Photo by poka0059/Flickr

Photo by poka0059/Flickr

I consider myself to be a pretty coordinated person. I can definitely walk and chew gum at the same time, and I can talk on the phone and type, and other multi-tasking efforts come pretty easily to me. But texting and driving was never one of them.

I was thrilled when my home state, along with many others, passed a law that prohibits texting and driving. At the same time, I’m not so naive that I believe that everyone follows the law. But I have to tell you that I am just appalled with the number of people who still think they can text and drive and be safe.

I had an appointment today. I had to drive four miles from my house. I have a habit of looking in my mirror when I am stopped at a stop sign or a red light, because once I got rear-ended and, well, old habits die hard. So today, during my 4-mile drive which consisted of very few stops, I counted at least three people who were texting and driving.

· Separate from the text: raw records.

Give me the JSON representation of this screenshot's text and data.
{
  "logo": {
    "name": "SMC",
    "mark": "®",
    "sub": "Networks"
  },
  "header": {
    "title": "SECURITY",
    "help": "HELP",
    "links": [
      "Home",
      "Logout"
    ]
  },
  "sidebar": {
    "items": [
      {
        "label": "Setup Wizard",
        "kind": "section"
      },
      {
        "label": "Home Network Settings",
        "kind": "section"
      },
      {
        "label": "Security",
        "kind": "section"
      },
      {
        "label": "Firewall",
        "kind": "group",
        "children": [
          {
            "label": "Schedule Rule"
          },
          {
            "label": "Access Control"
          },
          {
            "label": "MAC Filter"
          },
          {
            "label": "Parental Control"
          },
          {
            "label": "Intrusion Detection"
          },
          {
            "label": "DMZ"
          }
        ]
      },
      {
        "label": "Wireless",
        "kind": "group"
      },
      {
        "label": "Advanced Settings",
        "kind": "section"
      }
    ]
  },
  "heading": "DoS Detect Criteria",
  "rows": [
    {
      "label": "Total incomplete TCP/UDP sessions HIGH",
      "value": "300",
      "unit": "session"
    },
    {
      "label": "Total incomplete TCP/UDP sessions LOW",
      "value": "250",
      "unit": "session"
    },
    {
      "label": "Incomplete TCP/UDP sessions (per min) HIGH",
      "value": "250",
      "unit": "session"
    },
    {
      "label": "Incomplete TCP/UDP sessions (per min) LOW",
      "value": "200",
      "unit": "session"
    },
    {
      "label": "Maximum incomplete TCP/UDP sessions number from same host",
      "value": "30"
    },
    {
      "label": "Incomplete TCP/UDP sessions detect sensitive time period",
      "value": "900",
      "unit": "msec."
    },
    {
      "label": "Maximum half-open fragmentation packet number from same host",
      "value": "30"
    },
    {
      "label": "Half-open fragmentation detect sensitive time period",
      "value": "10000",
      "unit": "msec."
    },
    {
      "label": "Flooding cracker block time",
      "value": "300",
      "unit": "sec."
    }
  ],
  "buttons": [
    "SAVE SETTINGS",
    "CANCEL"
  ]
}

It seems to me that people today are of the mindset that you have to be available and responsive no matter when it is (morning, noon, night) and where you are (bathrooms, meetings, sleeping). Now I am of a certain age when a car phone was a really cool thing to have but not necessary. I’m also the first to admit that technology never ceases to amaze me. It has given us a myriad of things to celebrate and enjoy on a daily basis, like blogs and social networks, and the ability to share our opinions.

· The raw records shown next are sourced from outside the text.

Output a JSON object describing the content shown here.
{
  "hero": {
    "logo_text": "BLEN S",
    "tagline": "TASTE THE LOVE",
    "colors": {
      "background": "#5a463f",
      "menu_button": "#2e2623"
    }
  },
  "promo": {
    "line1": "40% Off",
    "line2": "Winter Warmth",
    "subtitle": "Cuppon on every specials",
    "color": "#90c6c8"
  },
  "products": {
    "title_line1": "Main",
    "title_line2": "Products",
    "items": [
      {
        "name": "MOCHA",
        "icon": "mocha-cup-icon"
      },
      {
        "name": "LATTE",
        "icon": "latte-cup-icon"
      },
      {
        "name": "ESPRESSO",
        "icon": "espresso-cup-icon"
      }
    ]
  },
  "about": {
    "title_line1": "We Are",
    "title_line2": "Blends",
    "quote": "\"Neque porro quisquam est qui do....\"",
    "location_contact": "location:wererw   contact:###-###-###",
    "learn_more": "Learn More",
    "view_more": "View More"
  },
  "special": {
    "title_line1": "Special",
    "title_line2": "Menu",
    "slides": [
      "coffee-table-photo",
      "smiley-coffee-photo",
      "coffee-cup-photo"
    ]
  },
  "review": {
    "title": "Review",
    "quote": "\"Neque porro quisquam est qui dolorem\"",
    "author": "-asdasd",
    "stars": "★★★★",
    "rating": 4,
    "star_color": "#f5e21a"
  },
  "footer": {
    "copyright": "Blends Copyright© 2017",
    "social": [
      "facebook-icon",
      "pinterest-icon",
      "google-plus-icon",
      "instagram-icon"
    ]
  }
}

At the same time, it has a dark side, and this is one of them. It’s made us obsessed with being available 24/7. I admit that I feel this pull too. The smartphone tends to do that to us.

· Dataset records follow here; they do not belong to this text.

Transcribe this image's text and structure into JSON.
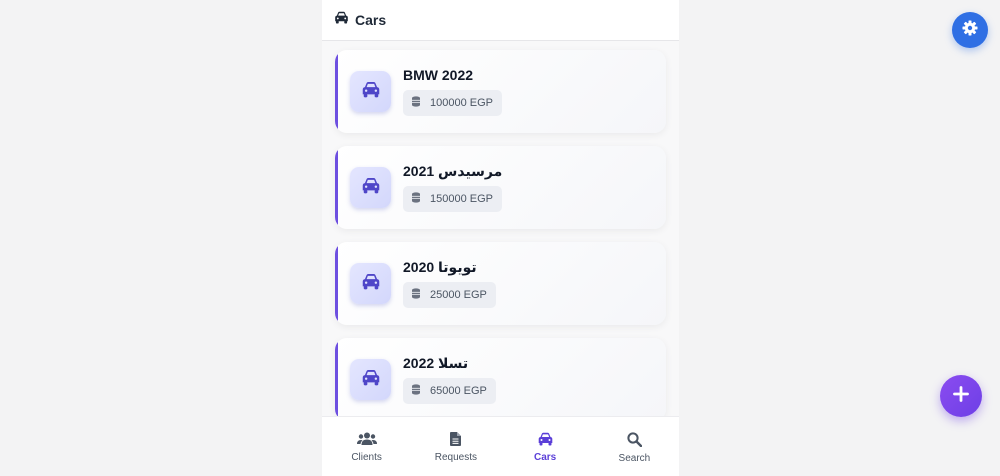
{
  "header": {
    "title": "Cars",
    "icon": "car-icon"
  },
  "cars": [
    {
      "name": "BMW 2022",
      "price": "100000 EGP"
    },
    {
      "name": "مرسيدس 2021",
      "price": "150000 EGP"
    },
    {
      "name": "تويوتا 2020",
      "price": "25000 EGP"
    },
    {
      "name": "تسلا 2022",
      "price": "65000 EGP"
    }
  ],
  "nav": {
    "items": [
      {
        "label": "Clients",
        "icon": "users-icon"
      },
      {
        "label": "Requests",
        "icon": "file-icon"
      },
      {
        "label": "Cars",
        "icon": "car-icon",
        "active": true
      },
      {
        "label": "Search",
        "icon": "search-icon"
      }
    ]
  },
  "fabs": {
    "settings_icon": "gear-icon",
    "add_icon": "plus-icon"
  },
  "colors": {
    "accent": "#6d4fe0",
    "car_icon": "#4f46c8",
    "active_nav": "#5b3fd8",
    "settings_button": "#2f6fe4",
    "add_button": "#7c44ec"
  }
}
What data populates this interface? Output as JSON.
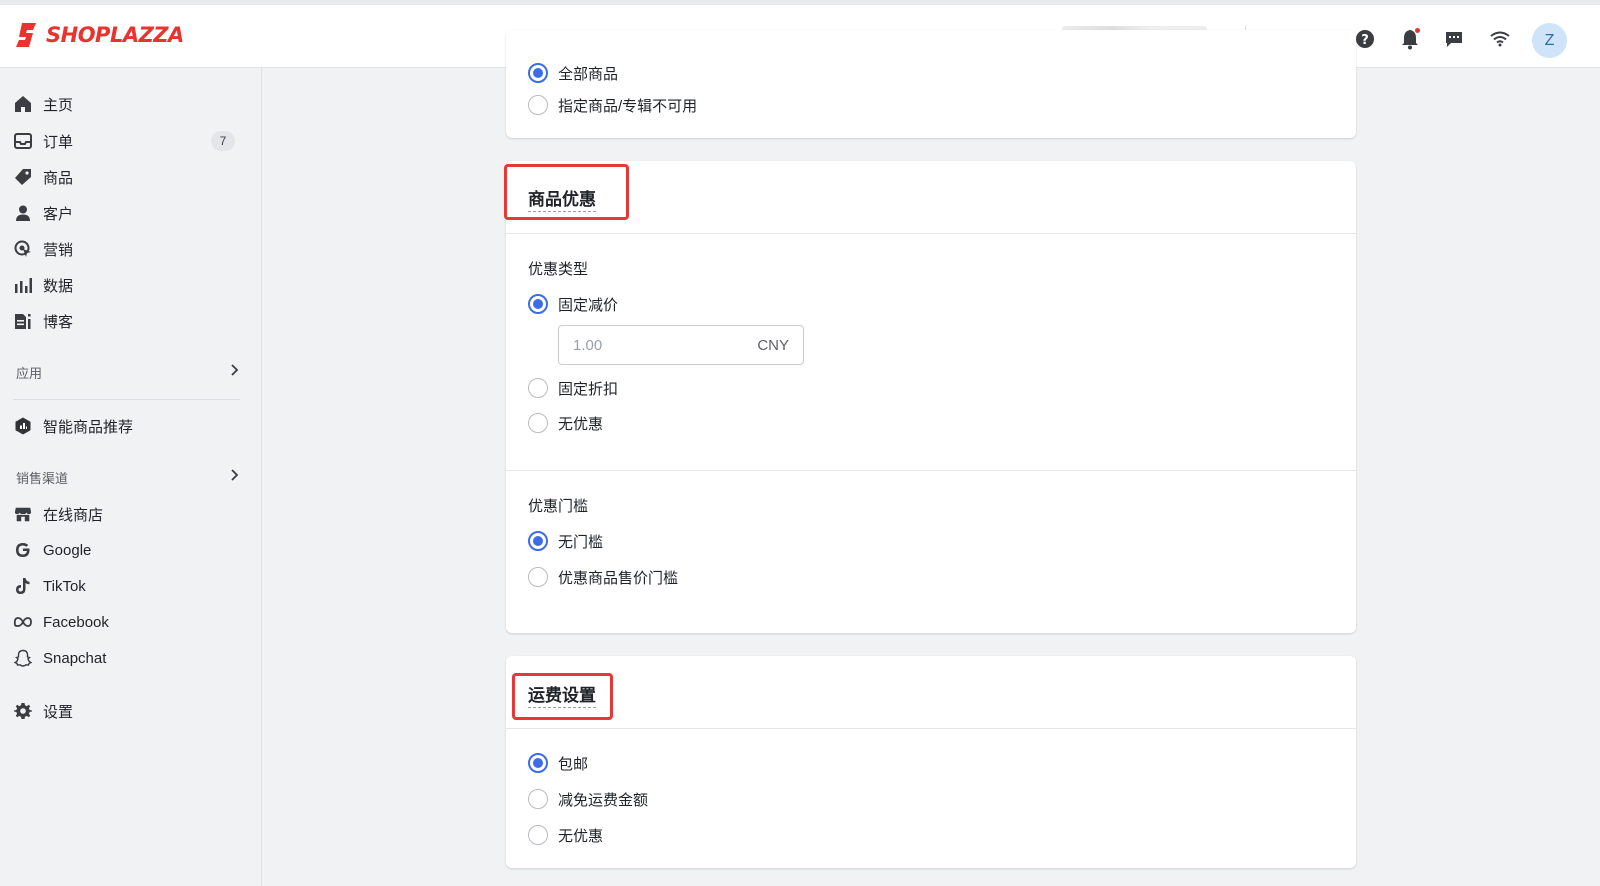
{
  "brand": {
    "name": "SHOPLAZZA",
    "color": "#e8332e"
  },
  "topbar": {
    "store_selector_icon": "chevron-down-icon",
    "icons": [
      "flag-icon",
      "storefront-icon",
      "help-icon",
      "bell-icon",
      "chat-icon",
      "wifi-icon"
    ],
    "avatar_initial": "Z"
  },
  "sidebar": {
    "items": [
      {
        "label": "主页",
        "icon": "home-icon"
      },
      {
        "label": "订单",
        "icon": "inbox-icon",
        "badge": "7"
      },
      {
        "label": "商品",
        "icon": "tag-icon"
      },
      {
        "label": "客户",
        "icon": "person-icon"
      },
      {
        "label": "营销",
        "icon": "marketing-icon"
      },
      {
        "label": "数据",
        "icon": "bar-chart-icon"
      },
      {
        "label": "博客",
        "icon": "blog-icon"
      }
    ],
    "apps_section": "应用",
    "app_items": [
      {
        "label": "智能商品推荐",
        "icon": "smart-recommend-icon"
      }
    ],
    "channels_section": "销售渠道",
    "channel_items": [
      {
        "label": "在线商店",
        "icon": "storefront-icon"
      },
      {
        "label": "Google",
        "icon": "google-icon"
      },
      {
        "label": "TikTok",
        "icon": "tiktok-icon"
      },
      {
        "label": "Facebook",
        "icon": "meta-icon"
      },
      {
        "label": "Snapchat",
        "icon": "snapchat-icon"
      }
    ],
    "settings": {
      "label": "设置",
      "icon": "gear-icon"
    }
  },
  "main": {
    "top_card": {
      "options": [
        {
          "label": "全部商品",
          "checked": true
        },
        {
          "label": "指定商品/专辑不可用",
          "checked": false
        }
      ]
    },
    "product_discount": {
      "title": "商品优惠",
      "discount_type_label": "优惠类型",
      "discount_type_options": [
        {
          "label": "固定减价",
          "checked": true
        },
        {
          "label": "固定折扣",
          "checked": false
        },
        {
          "label": "无优惠",
          "checked": false
        }
      ],
      "amount_placeholder": "1.00",
      "amount_unit": "CNY",
      "threshold_label": "优惠门槛",
      "threshold_options": [
        {
          "label": "无门槛",
          "checked": true
        },
        {
          "label": "优惠商品售价门槛",
          "checked": false
        }
      ]
    },
    "shipping": {
      "title": "运费设置",
      "options": [
        {
          "label": "包邮",
          "checked": true
        },
        {
          "label": "减免运费金额",
          "checked": false
        },
        {
          "label": "无优惠",
          "checked": false
        }
      ]
    }
  },
  "accent_color": "#3d6ce7",
  "highlight_color": "#e53935"
}
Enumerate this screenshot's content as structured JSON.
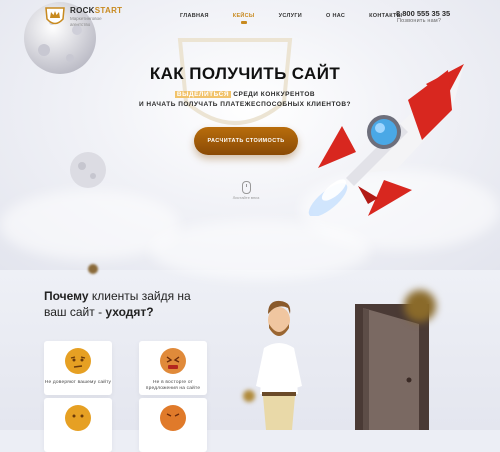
{
  "header": {
    "logo_name_part1": "ROCK",
    "logo_name_part2": "START",
    "logo_sub": "Маркетинговое агентство",
    "nav": [
      "ГЛАВНАЯ",
      "КЕЙСЫ",
      "УСЛУГИ",
      "О НАС",
      "КОНТАКТЫ"
    ],
    "active_nav": "КЕЙСЫ",
    "phone": "8 800 555 35 35",
    "callback": "Позвонить нам?"
  },
  "hero": {
    "title": "КАК ПОЛУЧИТЬ САЙТ",
    "subtitle_highlight": "ВЫДЕЛИТЬСЯ",
    "subtitle_rest1": " СРЕДИ КОНКУРЕНТОВ",
    "subtitle_line2": "И НАЧАТЬ ПОЛУЧАТЬ ПЛАТЕЖЕСПОСОБНЫХ КЛИЕНТОВ?",
    "cta": "РАСЧИТАТЬ СТОИМОСТЬ",
    "scroll_hint": "Листайте вниз"
  },
  "why": {
    "title_bold1": "Почему",
    "title_mid": " клиенты зайдя на ваш сайт - ",
    "title_bold2": "уходят?",
    "cards": [
      {
        "text": "Не доверяют вашему сайту"
      },
      {
        "text": "Не в восторге от предложения на сайте"
      }
    ]
  },
  "colors": {
    "accent": "#c88a1f",
    "cta": "#a45f0a",
    "rocket_red": "#d8271f"
  }
}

But when I see so many risking their own lives and threatening the safety of others because they think they can text and drive, it brings up a number of thoughts and emotions.

  • I’m really angry that they would put others’ lives in danger because they own a smartphone.
  • I wonder why people think they are so indispensible that they must be available and responsive no matter when it is or where they are. I’d really rather not get an answer from someone who is driving (or in the bathroom!).
  • I’m curious as to what it’s going to take to stop people from doing this. My guess is a serious accident, and then it’s too late.
  • It’s a shame to me that as wonderful as technology can be, it has to have a dark side that is SO dangerous.

Do you text and drive?